* REQUIREMENT
Your response should contain every line from the data below that holds the string "hawteb".

--- --- ---

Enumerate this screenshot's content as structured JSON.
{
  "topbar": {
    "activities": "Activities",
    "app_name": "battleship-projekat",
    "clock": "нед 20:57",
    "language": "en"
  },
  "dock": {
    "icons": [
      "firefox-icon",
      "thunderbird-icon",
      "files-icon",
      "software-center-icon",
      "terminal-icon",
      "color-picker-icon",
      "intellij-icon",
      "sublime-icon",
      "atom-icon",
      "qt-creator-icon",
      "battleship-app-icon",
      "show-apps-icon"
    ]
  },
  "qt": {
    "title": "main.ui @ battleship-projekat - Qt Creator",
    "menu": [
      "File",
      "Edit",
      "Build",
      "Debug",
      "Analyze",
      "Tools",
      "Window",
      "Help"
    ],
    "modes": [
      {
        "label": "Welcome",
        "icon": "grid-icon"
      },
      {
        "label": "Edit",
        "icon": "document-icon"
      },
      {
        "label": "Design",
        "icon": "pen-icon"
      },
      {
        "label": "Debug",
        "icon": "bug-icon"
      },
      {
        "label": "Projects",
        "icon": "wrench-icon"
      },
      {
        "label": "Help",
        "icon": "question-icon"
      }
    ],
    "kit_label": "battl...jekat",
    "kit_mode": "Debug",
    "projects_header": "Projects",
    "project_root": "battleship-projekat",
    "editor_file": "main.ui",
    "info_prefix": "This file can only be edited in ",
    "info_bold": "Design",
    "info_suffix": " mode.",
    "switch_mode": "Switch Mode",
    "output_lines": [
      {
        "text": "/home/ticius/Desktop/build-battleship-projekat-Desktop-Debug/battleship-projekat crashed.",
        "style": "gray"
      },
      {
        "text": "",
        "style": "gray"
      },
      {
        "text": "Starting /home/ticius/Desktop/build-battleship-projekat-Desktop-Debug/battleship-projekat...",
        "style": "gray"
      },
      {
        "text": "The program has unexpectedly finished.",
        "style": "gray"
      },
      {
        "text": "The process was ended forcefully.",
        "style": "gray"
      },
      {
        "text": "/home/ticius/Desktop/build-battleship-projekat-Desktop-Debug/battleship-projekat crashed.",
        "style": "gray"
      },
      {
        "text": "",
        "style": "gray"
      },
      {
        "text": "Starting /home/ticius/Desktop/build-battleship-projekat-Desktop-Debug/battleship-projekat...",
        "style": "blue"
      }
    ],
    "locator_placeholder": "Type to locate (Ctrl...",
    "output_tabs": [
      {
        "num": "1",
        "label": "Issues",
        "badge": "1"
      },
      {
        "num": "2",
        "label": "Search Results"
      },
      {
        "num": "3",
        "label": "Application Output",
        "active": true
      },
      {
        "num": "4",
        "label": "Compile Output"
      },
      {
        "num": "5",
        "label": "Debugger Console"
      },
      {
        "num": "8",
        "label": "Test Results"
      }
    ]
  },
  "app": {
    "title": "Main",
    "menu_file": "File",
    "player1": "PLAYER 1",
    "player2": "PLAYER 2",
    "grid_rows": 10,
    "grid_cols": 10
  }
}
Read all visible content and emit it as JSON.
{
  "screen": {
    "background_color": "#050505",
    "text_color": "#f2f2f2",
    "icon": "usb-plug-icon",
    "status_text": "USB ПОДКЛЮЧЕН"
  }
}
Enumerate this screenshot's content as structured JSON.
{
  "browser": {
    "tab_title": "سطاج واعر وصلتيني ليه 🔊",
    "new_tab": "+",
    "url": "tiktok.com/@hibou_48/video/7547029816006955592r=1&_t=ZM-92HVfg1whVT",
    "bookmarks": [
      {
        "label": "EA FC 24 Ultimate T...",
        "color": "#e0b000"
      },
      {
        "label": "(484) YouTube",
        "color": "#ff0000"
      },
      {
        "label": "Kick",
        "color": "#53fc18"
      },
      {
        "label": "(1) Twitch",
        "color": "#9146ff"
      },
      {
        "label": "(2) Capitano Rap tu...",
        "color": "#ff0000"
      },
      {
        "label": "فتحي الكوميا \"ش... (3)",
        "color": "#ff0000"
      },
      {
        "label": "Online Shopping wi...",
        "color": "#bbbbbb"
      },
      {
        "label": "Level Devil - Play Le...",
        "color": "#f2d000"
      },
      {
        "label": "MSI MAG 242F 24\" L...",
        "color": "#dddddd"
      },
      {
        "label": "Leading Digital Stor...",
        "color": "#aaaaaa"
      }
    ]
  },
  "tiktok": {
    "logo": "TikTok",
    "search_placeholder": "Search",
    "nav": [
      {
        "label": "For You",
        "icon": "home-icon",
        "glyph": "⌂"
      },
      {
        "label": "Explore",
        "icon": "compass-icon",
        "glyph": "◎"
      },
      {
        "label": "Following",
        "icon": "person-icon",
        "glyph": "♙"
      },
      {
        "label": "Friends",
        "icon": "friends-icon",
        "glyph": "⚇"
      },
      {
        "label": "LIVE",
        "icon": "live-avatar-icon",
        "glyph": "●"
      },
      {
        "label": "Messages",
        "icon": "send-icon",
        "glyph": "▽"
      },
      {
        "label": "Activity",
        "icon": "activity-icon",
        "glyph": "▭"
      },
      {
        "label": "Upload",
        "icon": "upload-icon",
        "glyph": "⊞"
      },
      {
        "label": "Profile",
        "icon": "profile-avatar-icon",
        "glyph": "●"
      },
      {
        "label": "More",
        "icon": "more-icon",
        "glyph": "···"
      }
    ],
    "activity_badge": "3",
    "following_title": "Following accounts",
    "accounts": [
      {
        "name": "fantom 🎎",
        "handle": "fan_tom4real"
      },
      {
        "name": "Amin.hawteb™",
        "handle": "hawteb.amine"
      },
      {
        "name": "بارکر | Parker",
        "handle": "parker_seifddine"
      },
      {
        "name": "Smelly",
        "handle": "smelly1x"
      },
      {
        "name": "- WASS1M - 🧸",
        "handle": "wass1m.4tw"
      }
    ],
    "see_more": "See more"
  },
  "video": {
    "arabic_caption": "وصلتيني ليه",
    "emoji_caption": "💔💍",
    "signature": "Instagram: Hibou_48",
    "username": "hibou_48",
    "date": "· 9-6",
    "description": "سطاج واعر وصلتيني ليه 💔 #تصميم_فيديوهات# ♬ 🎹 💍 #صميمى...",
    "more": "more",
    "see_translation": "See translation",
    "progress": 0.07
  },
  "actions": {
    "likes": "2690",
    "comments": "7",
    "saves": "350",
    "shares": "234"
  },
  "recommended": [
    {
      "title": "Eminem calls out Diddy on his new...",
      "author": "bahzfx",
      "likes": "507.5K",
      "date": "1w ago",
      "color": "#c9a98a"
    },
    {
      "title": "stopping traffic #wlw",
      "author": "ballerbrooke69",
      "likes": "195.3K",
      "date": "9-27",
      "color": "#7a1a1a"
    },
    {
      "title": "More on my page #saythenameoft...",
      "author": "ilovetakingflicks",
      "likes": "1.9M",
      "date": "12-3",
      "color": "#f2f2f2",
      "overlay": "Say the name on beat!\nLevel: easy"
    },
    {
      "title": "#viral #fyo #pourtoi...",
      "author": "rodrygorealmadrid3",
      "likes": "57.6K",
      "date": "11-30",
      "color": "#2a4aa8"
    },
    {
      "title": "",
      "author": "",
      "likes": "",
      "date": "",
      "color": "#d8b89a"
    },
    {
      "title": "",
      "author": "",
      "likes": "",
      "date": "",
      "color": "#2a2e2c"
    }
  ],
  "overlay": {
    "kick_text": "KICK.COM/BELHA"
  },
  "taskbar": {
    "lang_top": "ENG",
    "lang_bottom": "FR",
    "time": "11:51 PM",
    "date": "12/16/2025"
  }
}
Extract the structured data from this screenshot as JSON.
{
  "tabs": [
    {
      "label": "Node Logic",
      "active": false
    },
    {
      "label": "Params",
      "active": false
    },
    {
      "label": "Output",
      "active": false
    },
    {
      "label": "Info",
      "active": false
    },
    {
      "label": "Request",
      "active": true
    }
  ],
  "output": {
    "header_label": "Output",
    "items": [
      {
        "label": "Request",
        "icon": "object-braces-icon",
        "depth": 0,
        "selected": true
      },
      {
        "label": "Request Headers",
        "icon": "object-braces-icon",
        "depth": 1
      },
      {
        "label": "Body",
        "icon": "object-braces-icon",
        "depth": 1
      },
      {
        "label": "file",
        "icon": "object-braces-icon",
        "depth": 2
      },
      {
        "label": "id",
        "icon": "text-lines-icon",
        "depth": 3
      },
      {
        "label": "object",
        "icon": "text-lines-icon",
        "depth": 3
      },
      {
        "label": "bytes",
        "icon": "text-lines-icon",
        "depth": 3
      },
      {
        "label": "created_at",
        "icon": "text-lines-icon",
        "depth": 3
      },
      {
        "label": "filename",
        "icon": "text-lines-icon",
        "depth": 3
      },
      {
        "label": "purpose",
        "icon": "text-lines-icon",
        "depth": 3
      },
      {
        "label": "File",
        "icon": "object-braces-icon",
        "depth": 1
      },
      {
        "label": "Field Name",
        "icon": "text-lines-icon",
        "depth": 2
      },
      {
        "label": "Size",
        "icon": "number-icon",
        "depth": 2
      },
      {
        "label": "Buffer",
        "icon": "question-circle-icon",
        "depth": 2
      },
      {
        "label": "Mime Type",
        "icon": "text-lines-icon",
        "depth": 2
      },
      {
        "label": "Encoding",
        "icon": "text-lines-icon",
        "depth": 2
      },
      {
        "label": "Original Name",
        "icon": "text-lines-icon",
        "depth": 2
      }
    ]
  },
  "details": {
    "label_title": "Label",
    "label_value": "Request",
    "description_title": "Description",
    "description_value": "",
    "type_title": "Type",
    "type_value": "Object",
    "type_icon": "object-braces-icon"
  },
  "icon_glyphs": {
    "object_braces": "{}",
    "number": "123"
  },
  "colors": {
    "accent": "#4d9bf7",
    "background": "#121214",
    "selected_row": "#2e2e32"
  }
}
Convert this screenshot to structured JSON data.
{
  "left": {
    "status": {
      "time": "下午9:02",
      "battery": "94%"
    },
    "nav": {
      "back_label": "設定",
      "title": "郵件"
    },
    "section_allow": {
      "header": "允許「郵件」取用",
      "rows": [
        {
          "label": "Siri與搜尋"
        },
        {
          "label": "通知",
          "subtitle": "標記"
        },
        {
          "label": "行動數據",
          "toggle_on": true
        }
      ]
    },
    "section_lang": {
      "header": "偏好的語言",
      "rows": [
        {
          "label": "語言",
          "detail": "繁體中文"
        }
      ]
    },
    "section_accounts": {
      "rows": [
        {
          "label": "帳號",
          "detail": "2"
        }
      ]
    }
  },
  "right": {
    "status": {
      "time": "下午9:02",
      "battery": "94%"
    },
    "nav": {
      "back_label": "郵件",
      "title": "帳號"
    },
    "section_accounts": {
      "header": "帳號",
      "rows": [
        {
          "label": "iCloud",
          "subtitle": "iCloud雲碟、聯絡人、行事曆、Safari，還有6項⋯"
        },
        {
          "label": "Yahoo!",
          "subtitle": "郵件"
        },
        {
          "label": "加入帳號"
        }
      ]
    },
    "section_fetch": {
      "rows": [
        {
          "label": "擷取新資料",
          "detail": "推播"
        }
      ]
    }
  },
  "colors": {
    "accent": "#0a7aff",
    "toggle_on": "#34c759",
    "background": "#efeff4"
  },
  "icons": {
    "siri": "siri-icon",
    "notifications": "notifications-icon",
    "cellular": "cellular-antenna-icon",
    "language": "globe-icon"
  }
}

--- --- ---

* OUTPUT FOR THIS EXERCISE
        "name": "Amin.hawteb™",
        "handle": "hawteb.amine"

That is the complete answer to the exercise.